Atheism and me: a brief history.


For a while now, I’ve wanted to write about atheism and me- how I became an atheist, why I am an atheist, what is important to me about atheism, and how I relate as an atheist to those of a more religious mindset. I want to start talking about this today with a history of how I got to where I am today, and will move on to the rest in later posts. I was a kid for whom ‘god’ was as much a part of the world around me as anything else I couldn’t see. As real and unquestioned as distant relatives. While different religions were a thing I took for granted, so was the existence of god. Unlike many ex-religious atheists I don’t think it ever occurred to me to doubt back then. Neither did it occur to me that any of the things I believed were in opposition to evolution, dinosaurs or anything else in the world around me. As a child, I was pretty open about what I would believe. I always wanted to learn more, but the idea of skepticism wasn’t one that came naturally to me. I’m not an atheist because of any bad experiences with religion.
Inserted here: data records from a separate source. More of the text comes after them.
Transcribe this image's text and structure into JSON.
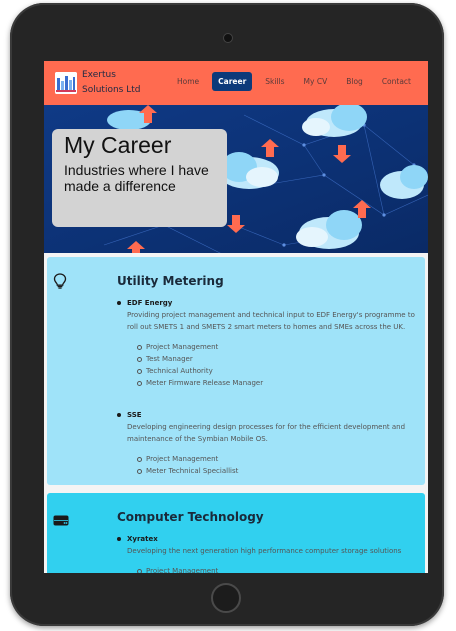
{
  "header": {
    "brand": "Exertus Solutions Ltd",
    "nav": [
      "Home",
      "Career",
      "Skills",
      "My CV",
      "Blog",
      "Contact"
    ],
    "active": "Career"
  },
  "hero": {
    "title": "My Career",
    "subtitle": "Industries where I have made a difference"
  },
  "sections": [
    {
      "title": "Utility Metering",
      "icon": "lightbulb-icon",
      "employers": [
        {
          "name": "EDF Energy",
          "description": "Providing project management and technical input to EDF Energy's programme to roll out SMETS 1 and SMETS 2 smart meters to homes and SMEs across the UK.",
          "roles": [
            "Project Management",
            "Test Manager",
            "Technical Authority",
            "Meter Firmware Release Manager"
          ]
        },
        {
          "name": "SSE",
          "description": "Developing engineering design processes for for the efficient development and maintenance of the Symbian Mobile OS.",
          "roles": [
            "Project Management",
            "Meter Technical Speciallist"
          ]
        }
      ]
    },
    {
      "title": "Computer Technology",
      "icon": "hard-drive-icon",
      "employers": [
        {
          "name": "Xyratex",
          "description": "Developing the next generation high performance computer storage solutions",
          "roles": [
            "Project Management"
          ]
        }
      ]
    }
  ],
  "colors": {
    "header_bg": "#ff6b50",
    "nav_active_bg": "#0d3a7a",
    "hero_bg": "#113b86",
    "section1_bg": "#9fe3f9",
    "section2_bg": "#31d0ef"
  }
}
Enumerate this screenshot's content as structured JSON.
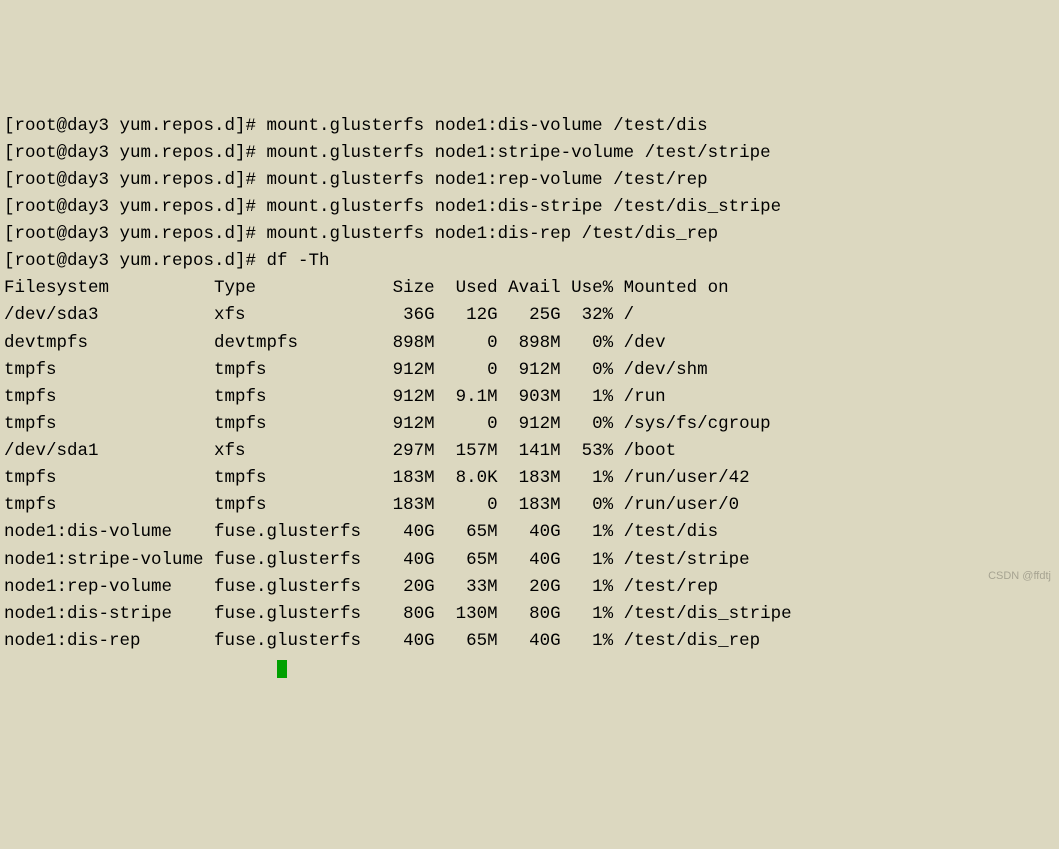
{
  "prompt": "[root@day3 yum.repos.d]# ",
  "commands": [
    "mount.glusterfs node1:dis-volume /test/dis",
    "mount.glusterfs node1:stripe-volume /test/stripe",
    "mount.glusterfs node1:rep-volume /test/rep",
    "mount.glusterfs node1:dis-stripe /test/dis_stripe",
    "mount.glusterfs node1:dis-rep /test/dis_rep",
    "df -Th"
  ],
  "df": {
    "headers": [
      "Filesystem",
      "Type",
      "Size",
      "Used",
      "Avail",
      "Use%",
      "Mounted on"
    ],
    "rows": [
      {
        "fs": "/dev/sda3",
        "type": "xfs",
        "size": "36G",
        "used": "12G",
        "avail": "25G",
        "usep": "32%",
        "mnt": "/"
      },
      {
        "fs": "devtmpfs",
        "type": "devtmpfs",
        "size": "898M",
        "used": "0",
        "avail": "898M",
        "usep": "0%",
        "mnt": "/dev"
      },
      {
        "fs": "tmpfs",
        "type": "tmpfs",
        "size": "912M",
        "used": "0",
        "avail": "912M",
        "usep": "0%",
        "mnt": "/dev/shm"
      },
      {
        "fs": "tmpfs",
        "type": "tmpfs",
        "size": "912M",
        "used": "9.1M",
        "avail": "903M",
        "usep": "1%",
        "mnt": "/run"
      },
      {
        "fs": "tmpfs",
        "type": "tmpfs",
        "size": "912M",
        "used": "0",
        "avail": "912M",
        "usep": "0%",
        "mnt": "/sys/fs/cgroup"
      },
      {
        "fs": "/dev/sda1",
        "type": "xfs",
        "size": "297M",
        "used": "157M",
        "avail": "141M",
        "usep": "53%",
        "mnt": "/boot"
      },
      {
        "fs": "tmpfs",
        "type": "tmpfs",
        "size": "183M",
        "used": "8.0K",
        "avail": "183M",
        "usep": "1%",
        "mnt": "/run/user/42"
      },
      {
        "fs": "tmpfs",
        "type": "tmpfs",
        "size": "183M",
        "used": "0",
        "avail": "183M",
        "usep": "0%",
        "mnt": "/run/user/0"
      },
      {
        "fs": "node1:dis-volume",
        "type": "fuse.glusterfs",
        "size": "40G",
        "used": "65M",
        "avail": "40G",
        "usep": "1%",
        "mnt": "/test/dis"
      },
      {
        "fs": "node1:stripe-volume",
        "type": "fuse.glusterfs",
        "size": "40G",
        "used": "65M",
        "avail": "40G",
        "usep": "1%",
        "mnt": "/test/stripe"
      },
      {
        "fs": "node1:rep-volume",
        "type": "fuse.glusterfs",
        "size": "20G",
        "used": "33M",
        "avail": "20G",
        "usep": "1%",
        "mnt": "/test/rep"
      },
      {
        "fs": "node1:dis-stripe",
        "type": "fuse.glusterfs",
        "size": "80G",
        "used": "130M",
        "avail": "80G",
        "usep": "1%",
        "mnt": "/test/dis_stripe"
      },
      {
        "fs": "node1:dis-rep",
        "type": "fuse.glusterfs",
        "size": "40G",
        "used": "65M",
        "avail": "40G",
        "usep": "1%",
        "mnt": "/test/dis_rep"
      }
    ]
  },
  "watermark": "CSDN @ffdtj"
}
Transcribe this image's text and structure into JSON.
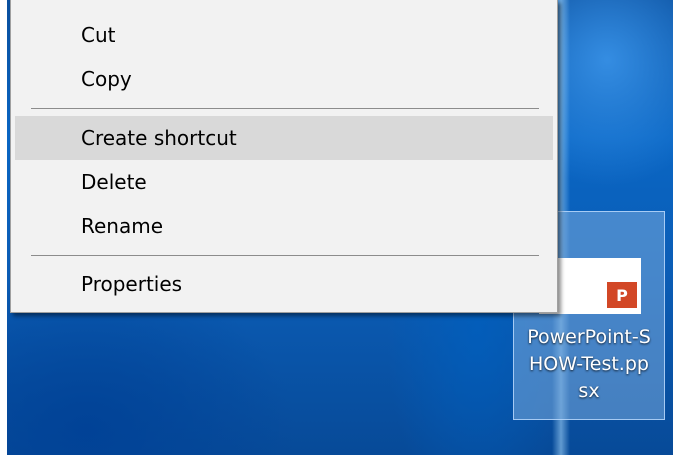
{
  "context_menu": {
    "items": [
      {
        "label": "Cut"
      },
      {
        "label": "Copy"
      },
      {
        "label": "Create shortcut",
        "highlighted": true
      },
      {
        "label": "Delete"
      },
      {
        "label": "Rename"
      },
      {
        "label": "Properties"
      }
    ]
  },
  "desktop_icon": {
    "name_lines": [
      "PowerPoint-S",
      "HOW-Test.pp",
      "sx"
    ],
    "badge_text": "P",
    "icon": "powerpoint-show-file-icon",
    "selected": true
  },
  "colors": {
    "menu_background": "#f2f2f2",
    "menu_highlight": "#d9d9d9",
    "desktop_blue": "#0a66c4",
    "powerpoint_orange": "#d24726"
  }
}
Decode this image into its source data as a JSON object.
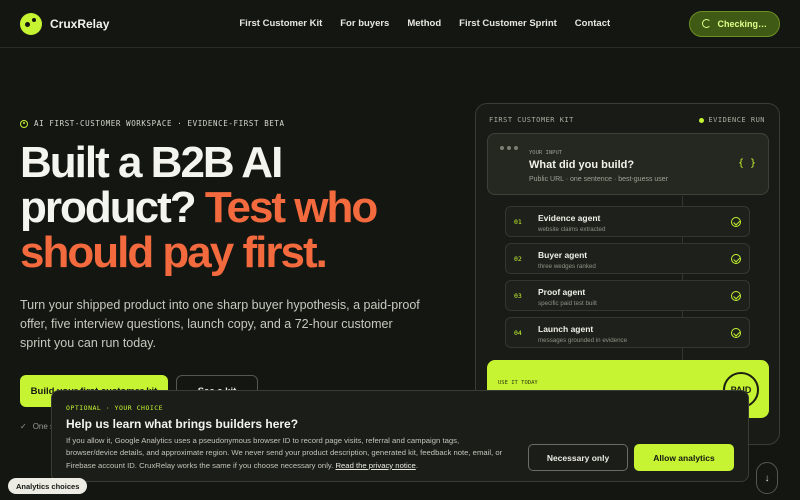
{
  "nav": {
    "brand": "CruxRelay",
    "links": [
      "First Customer Kit",
      "For buyers",
      "Method",
      "First Customer Sprint",
      "Contact"
    ],
    "cta_label": "Checking…"
  },
  "hero": {
    "eyebrow": "AI FIRST-CUSTOMER WORKSPACE · EVIDENCE-FIRST BETA",
    "headline_line1": "Built a B2B AI",
    "headline_line2_plain": "product? ",
    "headline_line2_accent": "Test who",
    "headline_line3_accent": "should pay first.",
    "subtext": "Turn your shipped product into one sharp buyer hypothesis, a paid-proof offer, five interview questions, launch copy, and a 72-hour customer sprint you can run today.",
    "primary_button": "Build your first customer kit",
    "secondary_button": "See a kit",
    "note": "One sharp hypothesis"
  },
  "panel": {
    "title": "FIRST CUSTOMER KIT",
    "status": "EVIDENCE RUN",
    "input": {
      "eyebrow": "YOUR INPUT",
      "title": "What did you build?",
      "description": "Public URL · one sentence · best-guess user",
      "icon": "{ }"
    },
    "agents": [
      {
        "num": "01",
        "name": "Evidence agent",
        "sub": "website claims extracted"
      },
      {
        "num": "02",
        "name": "Buyer agent",
        "sub": "three wedges ranked"
      },
      {
        "num": "03",
        "name": "Proof agent",
        "sub": "specific paid test built"
      },
      {
        "num": "04",
        "name": "Launch agent",
        "sub": "messages grounded in evidence"
      }
    ],
    "use_label": "USE IT TODAY",
    "stamp": "PAID"
  },
  "consent": {
    "eyebrow": "OPTIONAL · YOUR CHOICE",
    "title": "Help us learn what brings builders here?",
    "text": "If you allow it, Google Analytics uses a pseudonymous browser ID to record page visits, referral and campaign tags, browser/device details, and approximate region. We never send your product description, generated kit, feedback note, email, or Firebase account ID. CruxRelay works the same if you choose necessary only. ",
    "link": "Read the privacy notice",
    "link_suffix": ".",
    "necessary_button": "Necessary only",
    "allow_button": "Allow analytics"
  },
  "analytics_pill": "Analytics choices",
  "scroll_icon": "↓",
  "colors": {
    "background": "#141612",
    "accent_lime": "#c6f432",
    "accent_orange": "#f26a3d"
  }
}
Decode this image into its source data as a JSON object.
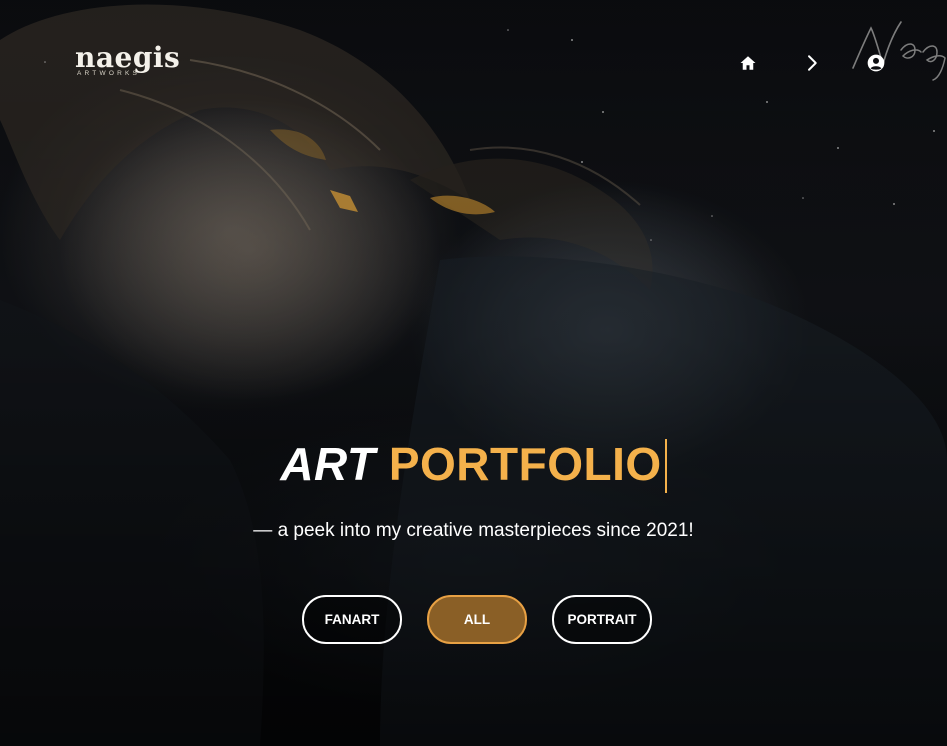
{
  "header": {
    "logo": {
      "wordmark": "naegis",
      "subtitle": "ARTWORKS"
    },
    "nav": [
      {
        "name": "home",
        "icon": "home-icon"
      },
      {
        "name": "next",
        "icon": "chevron-right-icon"
      },
      {
        "name": "account",
        "icon": "user-circle-icon"
      }
    ],
    "signature": "Naeg"
  },
  "hero": {
    "headline_word1": "ART",
    "headline_word2": "PORTFOLIO",
    "tagline": "— a peek into my creative masterpieces since 2021!"
  },
  "filters": {
    "items": [
      {
        "label": "FANART",
        "active": false
      },
      {
        "label": "ALL",
        "active": true
      },
      {
        "label": "PORTRAIT",
        "active": false
      }
    ]
  },
  "colors": {
    "accent": "#f4b14b",
    "active_fill": "#8a5f26",
    "active_border": "#e8a144",
    "background": "#08090c"
  }
}
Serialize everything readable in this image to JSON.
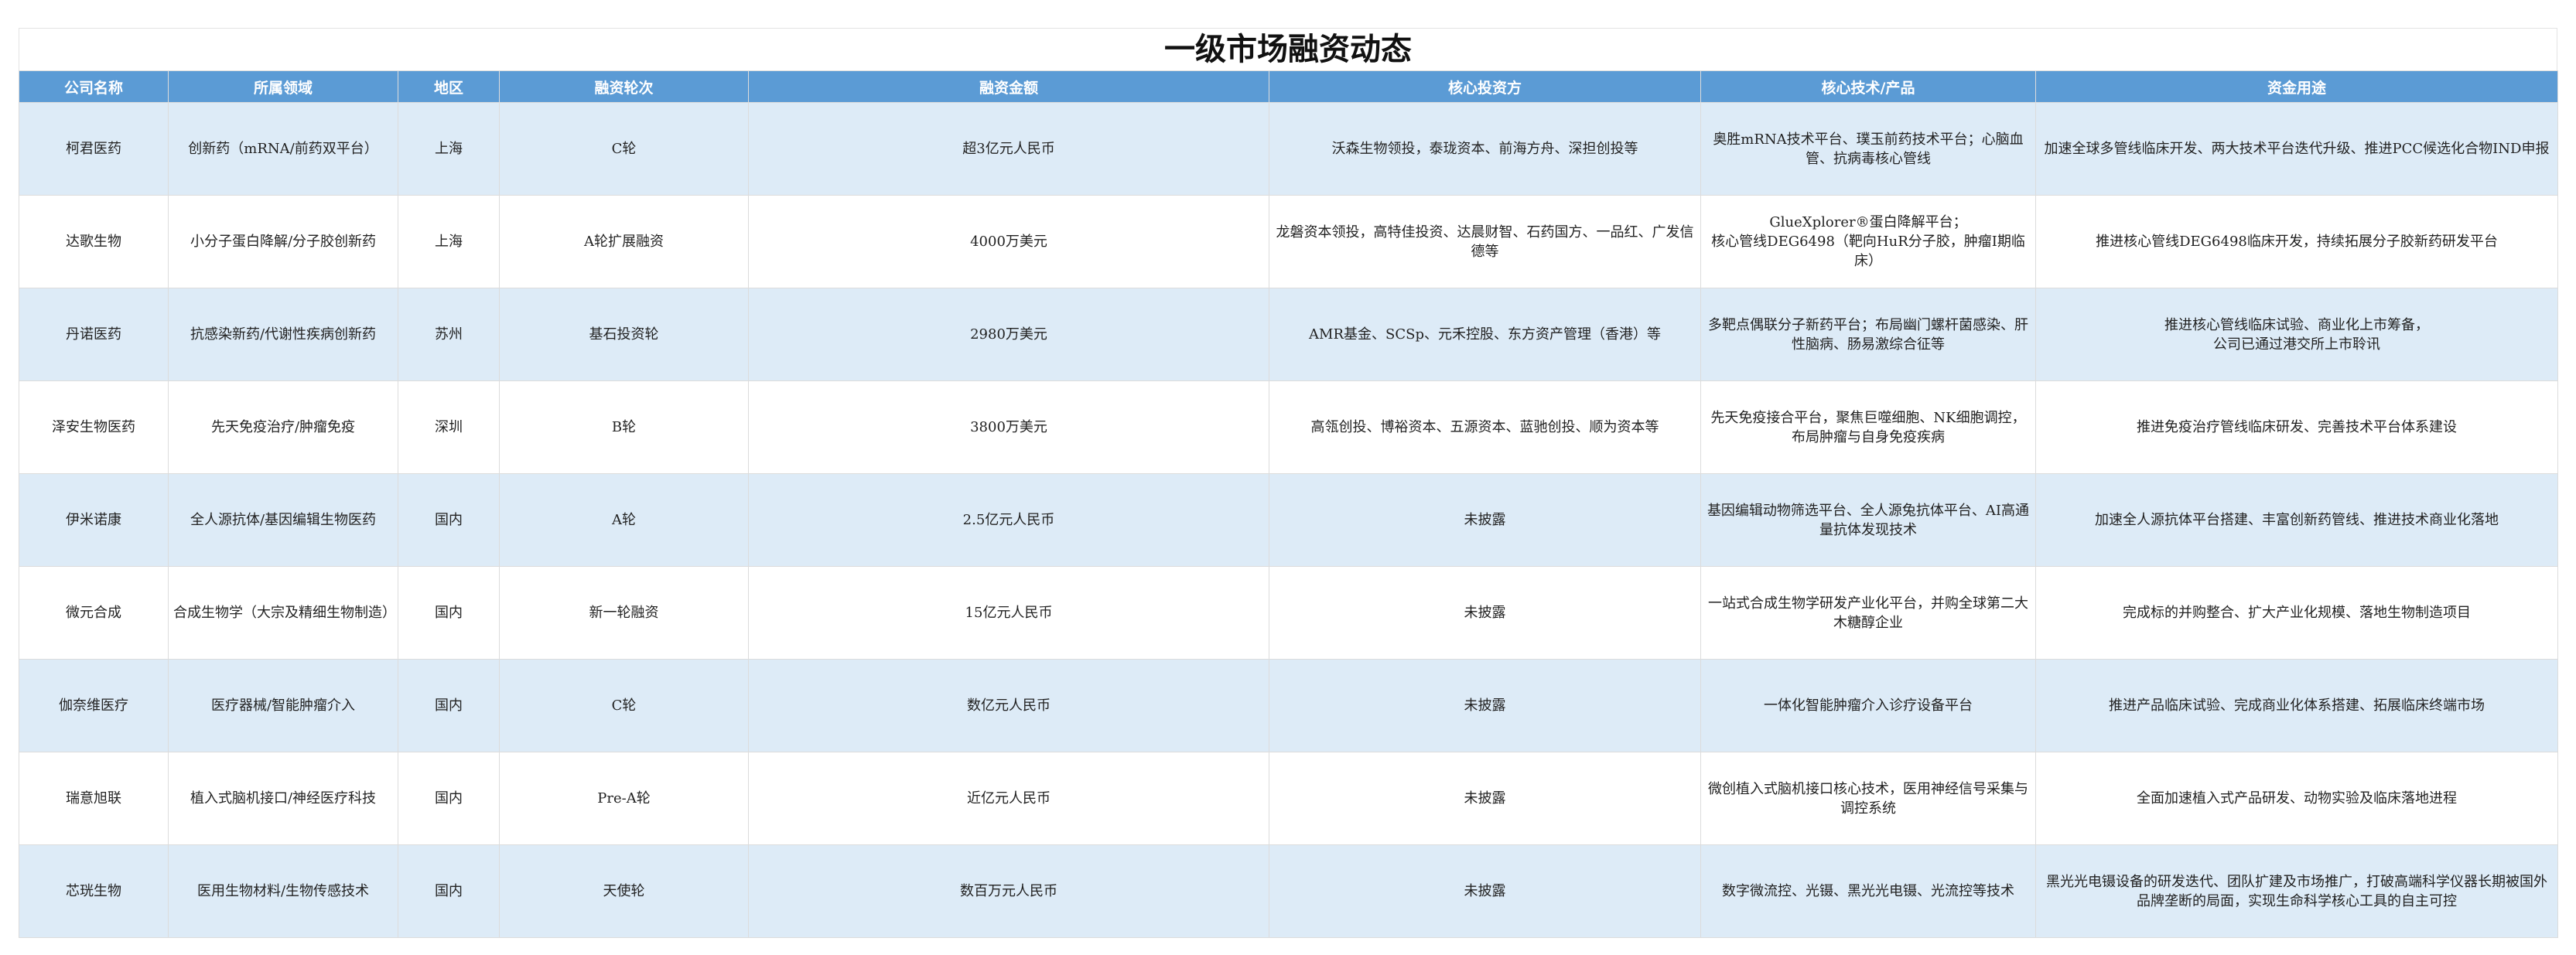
{
  "title": "一级市场融资动态",
  "headers": [
    "公司名称",
    "所属领域",
    "地区",
    "融资轮次",
    "融资金额",
    "核心投资方",
    "核心技术/产品",
    "资金用途"
  ],
  "rows": [
    [
      "柯君医药",
      "创新药（mRNA/前药双平台）",
      "上海",
      "C轮",
      "超3亿元人民币",
      "沃森生物领投，泰珑资本、前海方舟、深担创投等",
      "奥胜mRNA技术平台、璞玉前药技术平台；心脑血管、抗病毒核心管线",
      "加速全球多管线临床开发、两大技术平台迭代升级、推进PCC候选化合物IND申报"
    ],
    [
      "达歌生物",
      "小分子蛋白降解/分子胶创新药",
      "上海",
      "A轮扩展融资",
      "4000万美元",
      "龙磐资本领投，高特佳投资、达晨财智、石药国方、一品红、广发信德等",
      "GlueXplorer®蛋白降解平台；\n核心管线DEG6498（靶向HuR分子胶，肿瘤I期临床）",
      "推进核心管线DEG6498临床开发，持续拓展分子胶新药研发平台"
    ],
    [
      "丹诺医药",
      "抗感染新药/代谢性疾病创新药",
      "苏州",
      "基石投资轮",
      "2980万美元",
      "AMR基金、SCSp、元禾控股、东方资产管理（香港）等",
      "多靶点偶联分子新药平台；布局幽门螺杆菌感染、肝性脑病、肠易激综合征等",
      "推进核心管线临床试验、商业化上市筹备，\n公司已通过港交所上市聆讯"
    ],
    [
      "泽安生物医药",
      "先天免疫治疗/肿瘤免疫",
      "深圳",
      "B轮",
      "3800万美元",
      "高瓴创投、博裕资本、五源资本、蓝驰创投、顺为资本等",
      "先天免疫接合平台，聚焦巨噬细胞、NK细胞调控，布局肿瘤与自身免疫疾病",
      "推进免疫治疗管线临床研发、完善技术平台体系建设"
    ],
    [
      "伊米诺康",
      "全人源抗体/基因编辑生物医药",
      "国内",
      "A轮",
      "2.5亿元人民币",
      "未披露",
      "基因编辑动物筛选平台、全人源兔抗体平台、AI高通量抗体发现技术",
      "加速全人源抗体平台搭建、丰富创新药管线、推进技术商业化落地"
    ],
    [
      "微元合成",
      "合成生物学（大宗及精细生物制造）",
      "国内",
      "新一轮融资",
      "15亿元人民币",
      "未披露",
      "一站式合成生物学研发产业化平台，并购全球第二大木糖醇企业",
      "完成标的并购整合、扩大产业化规模、落地生物制造项目"
    ],
    [
      "伽奈维医疗",
      "医疗器械/智能肿瘤介入",
      "国内",
      "C轮",
      "数亿元人民币",
      "未披露",
      "一体化智能肿瘤介入诊疗设备平台",
      "推进产品临床试验、完成商业化体系搭建、拓展临床终端市场"
    ],
    [
      "瑞意旭联",
      "植入式脑机接口/神经医疗科技",
      "国内",
      "Pre-A轮",
      "近亿元人民币",
      "未披露",
      "微创植入式脑机接口核心技术，医用神经信号采集与调控系统",
      "全面加速植入式产品研发、动物实验及临床落地进程"
    ],
    [
      "芯珖生物",
      "医用生物材料/生物传感技术",
      "国内",
      "天使轮",
      "数百万元人民币",
      "未披露",
      "数字微流控、光镊、黑光光电镊、光流控等技术",
      "黑光光电镊设备的研发迭代、团队扩建及市场推广，打破高端科学仪器长期被国外品牌垄断的局面，实现生命科学核心工具的自主可控"
    ]
  ]
}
I was never badly treated, never abused. I knew some very lovely nuns and priests growing up. Praying with my Nan, and having my forehead coated in liberal quantities of holy water before leaving her house, are memories that still make me smile. As a teenager, things did become a little more fraught. At a particularly persuadable point in my pre-teenage life, I ran out of books at the same time as coming across a massive stack of teen magazines by- and here is where I start getting a little mortified- Focus on the Family. Suddenly I was worrying about sin, about living up to Christian standards and about not ending up in hell. That didn’t last too long, though. We moved countries back to somewhere with many conveniently-located bookshops. I discovered the internet. As teenagerhood really kicked in, I found I had many other things to be worried, enthusiastic, and embarrassed about. I had some slight worries around the time I came out to myself, but reasoned pretty quickly that nothing to patently harmless could possibly be sinful. I did, however, become a lot less Catholic and a lot more vaguely spiritual. I didn’t know what was out there, but I was pretty sure that something. There was ‘something’ out there, it was benevolent, and it was why things would be okay. At least, that’s how I remember how I felt then- I’m aware that memories do change and aren’t always completely accurate. The things that led to my becoming an atheist were, in many ways, the things that led to my becoming an adult. For me these two processes are so entwined as to be interchangeable. I’m not saying, by the way, that only atheists are adults. I’m simply talking about my own experiences and how they have shaped me. I can point to two sets of things which changed my perceptions of the world around me. One was one of the best things that happened in my life, and the others were some of the worst. I went to college, and learned to think critically and to question the world around me. People I cared about died (and lived) in gut-wrenchingly horrible ways, and the world around me gave no fuck. Things just went on. After a while, I noticed that the times when I turned to god were the times when I was deeply unhappy or deeply scared. After a while, I wondered if I did that because we all turn to others when times are hard, or because that was the only time when I could convince myself that any gods existed. For the first time, I began to ask myself why I believed in any gods. Aside from fear and grief, I couldn’t come up with a reason. I still can’t. I spent a few years calling myself an agnostic before admitting, somewhere in my mid-twenties, that I had no belief in anything supernatural. For me, becoming an atheist was part of accepting that I live in the world that is, not the world that I would like to live in. It was part of learning to look at the world sceptically, and to question my own beliefs as much as I question the claims of others. So what do you think? Can you relate? How did you come to your own beliefs or lack of such? Check back here for the next post in this series!